• Thu. Nov 24th, 2022

The Colorado Springs Church will serve as Club Q’s Thanksgiving location after filming

ByKarla E. Kowalski

Nov 24, 2022

The appeal went out and the donations poured in. That was the reaction in Colorado Springs when it quickly became clear this week that Club Q would not be having Thanksgiving.

In the past, the club served as a home for people who were either separated from or ostracized by their families during the holidays. “This community becomes your family. So it’s not unexpected that they’d be at a bar like Club Q on a holiday, Christmas or Thanksgiving,” said Jason Plata, music director of the non-denominational Pikes Peak Metropolitan Church.



Club Q was the scene of a dinner hosted by the United Court of the Pikes Peak Empire, an LGBTQ+ community outreach group. “You can say it’s not a home, but it’s a home for others,” Plata said. “And that’s why it’s so tragic, because places like this become our homes.
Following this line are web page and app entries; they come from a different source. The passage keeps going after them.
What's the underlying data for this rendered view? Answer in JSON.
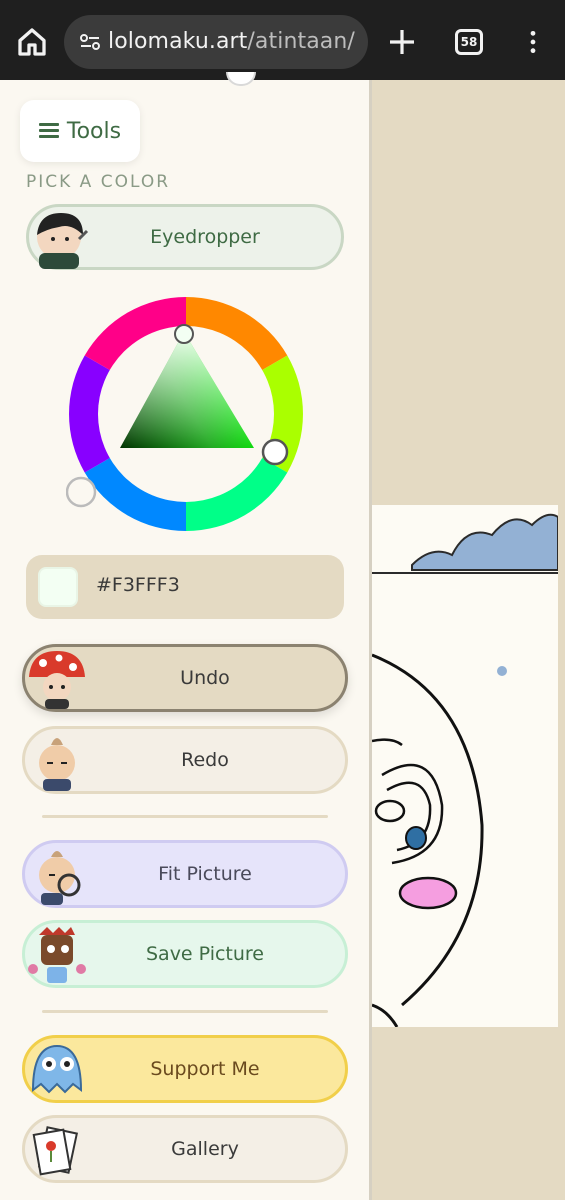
{
  "browser": {
    "url_host": "lolomaku.art",
    "url_path": "/atintaan/",
    "tab_count": "58"
  },
  "panel": {
    "tools_label": "Tools",
    "section_label": "PICK A COLOR",
    "eyedropper_label": "Eyedropper",
    "hex_value": "#F3FFF3",
    "undo_label": "Undo",
    "redo_label": "Redo",
    "fit_label": "Fit Picture",
    "save_label": "Save Picture",
    "support_label": "Support Me",
    "gallery_label": "Gallery"
  },
  "icons": [
    "home-icon",
    "site-settings-icon",
    "plus-icon",
    "tabs-icon",
    "more-vert-icon",
    "menu-icon"
  ],
  "colors": {
    "accent_green": "#3f6b44",
    "panel_bg": "#fbf8f1",
    "canvas_bg": "#e4dac3",
    "selected_color": "#F3FFF3"
  }
}
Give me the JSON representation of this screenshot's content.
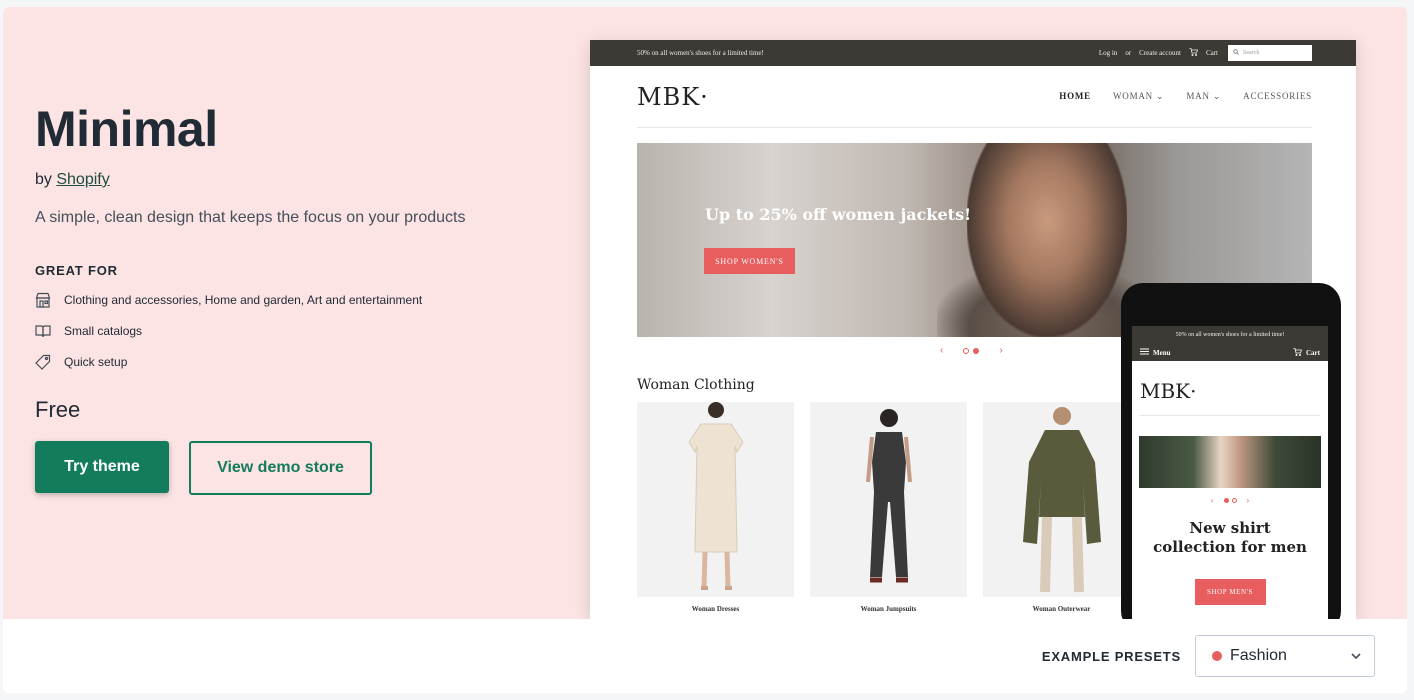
{
  "theme": {
    "title": "Minimal",
    "by_prefix": "by",
    "author": "Shopify",
    "description": "A simple, clean design that keeps the focus on your products",
    "great_for_heading": "GREAT FOR",
    "features": [
      {
        "icon": "store-icon",
        "label": "Clothing and accessories, Home and garden, Art and entertainment"
      },
      {
        "icon": "book-icon",
        "label": "Small catalogs"
      },
      {
        "icon": "tag-icon",
        "label": "Quick setup"
      }
    ],
    "price": "Free",
    "try_label": "Try theme",
    "demo_label": "View demo store"
  },
  "desktop_preview": {
    "announcement": "50% on all women's shoes for a limited time!",
    "login": "Log in",
    "or": "or",
    "create_account": "Create account",
    "cart": "Cart",
    "search_placeholder": "Search",
    "logo": "MBK·",
    "nav": [
      "HOME",
      "WOMAN ⌄",
      "MAN ⌄",
      "ACCESSORIES"
    ],
    "banner_text": "Up to 25% off women jackets!",
    "banner_button": "SHOP WOMEN'S",
    "section_title": "Woman Clothing",
    "products": [
      "Woman Dresses",
      "Woman Jumpsuits",
      "Woman Outerwear"
    ]
  },
  "mobile_preview": {
    "announcement": "50% on all women's shoes for a limited time!",
    "menu": "Menu",
    "cart": "Cart",
    "logo": "MBK·",
    "headline": "New shirt collection for men",
    "button": "SHOP MEN'S"
  },
  "footer": {
    "presets_label": "EXAMPLE PRESETS",
    "preset_value": "Fashion",
    "preset_color": "#e85d5d"
  },
  "colors": {
    "hero_bg": "#fce4e4",
    "primary": "#137c5c",
    "accent": "#e85d5d"
  }
}
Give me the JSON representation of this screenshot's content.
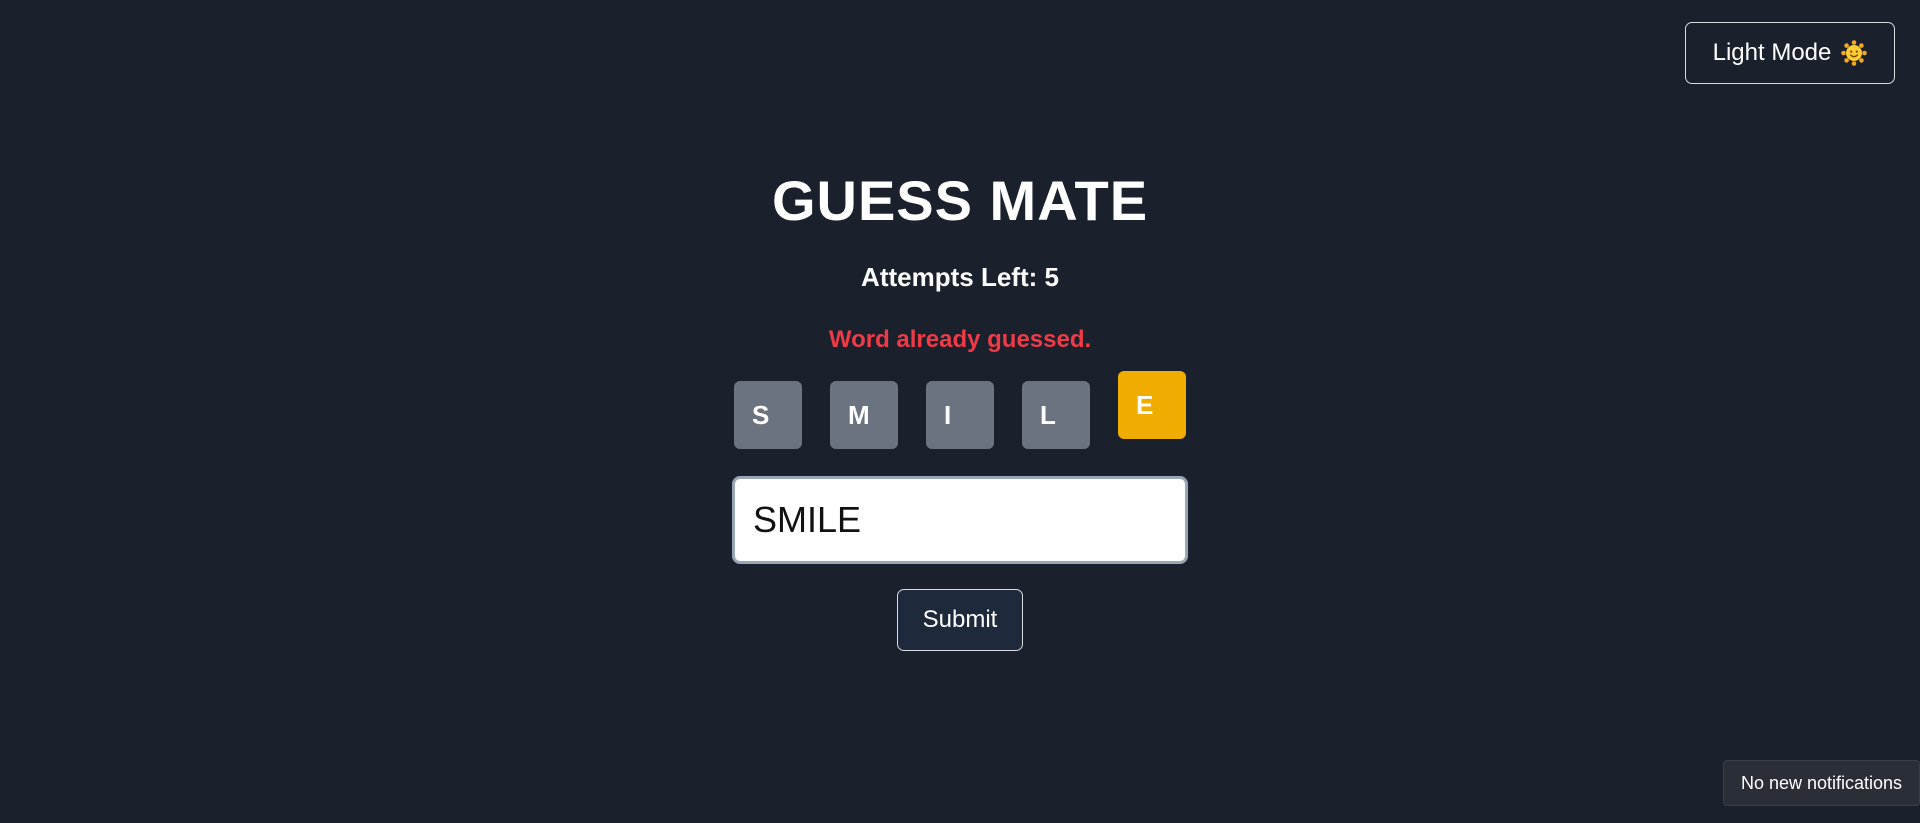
{
  "header": {
    "theme_toggle_label": "Light Mode",
    "theme_toggle_icon": "sun-face-icon"
  },
  "game": {
    "title": "GUESS MATE",
    "attempts_text": "Attempts Left: 5",
    "error_message": "Word already guessed.",
    "tiles": [
      {
        "letter": "S",
        "status": "absent"
      },
      {
        "letter": "M",
        "status": "absent"
      },
      {
        "letter": "I",
        "status": "absent"
      },
      {
        "letter": "L",
        "status": "absent"
      },
      {
        "letter": "E",
        "status": "present"
      }
    ],
    "input_value": "SMILE",
    "submit_label": "Submit"
  },
  "notification": {
    "text": "No new notifications"
  },
  "colors": {
    "background": "#1b202d",
    "error": "#ef3b47",
    "tile_absent": "#6b7280",
    "tile_present": "#f0ad00"
  }
}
Because it was our only outlet to experience our freedom and our freedom to be who we can be without any kind of malice.”

But with the club closed following Sunday’s deadly shooting, there was no room for the annual dinner. The organization asked the church. “We celebrate the community as a whole and that it is still strong and will thrive,” said Joseph Shelton of the United Court of the Pikes Peak Empire.

“Our goal is simply to show the love of God. Our whole heart is healing,” said Plata, who was blamed by the church for the dinner. He called for food donations from local restaurants, and they responded quickly. “I told everyone I’m not Jesus, I don’t have two fish and three loaves of bread and it basically came out of nowhere.”



“Salads, bread, turkey, ham,” described Albert Dominguez, manager of Parvicini’s Italian Bistro. “I think food and emotional support go hand in hand,” he explained.

The restaurant was one of a long list in Colorado Springs that was growing. “We are all one. We all breathe the same air and we are all there for each other,” Dominguez said. “No matter what your sexuality is, no matter what your religion is, no matter what your politics is, you are a person and you are more important to us than anything else.”

Usually, the group sharing Thanksgiving at Club Q isn’t large, Shelton said, but he expects 150-175 people at church on Thursday. Plata thinks he has enough for over 200. “We just open it up to anyone who feels like they want to come and be a part of it.”



Counselors will be present for people who need to talk. “What we intend to do is help our community heal. And that’s all I said is help us heal and then we can move on,” Plata said. Together, people gather to give thanks for each other and their home. “You can’t forget what happened this weekend, but it’s okay to laugh and it’s okay to have a good time and we want them to breathe a little sigh of relief.”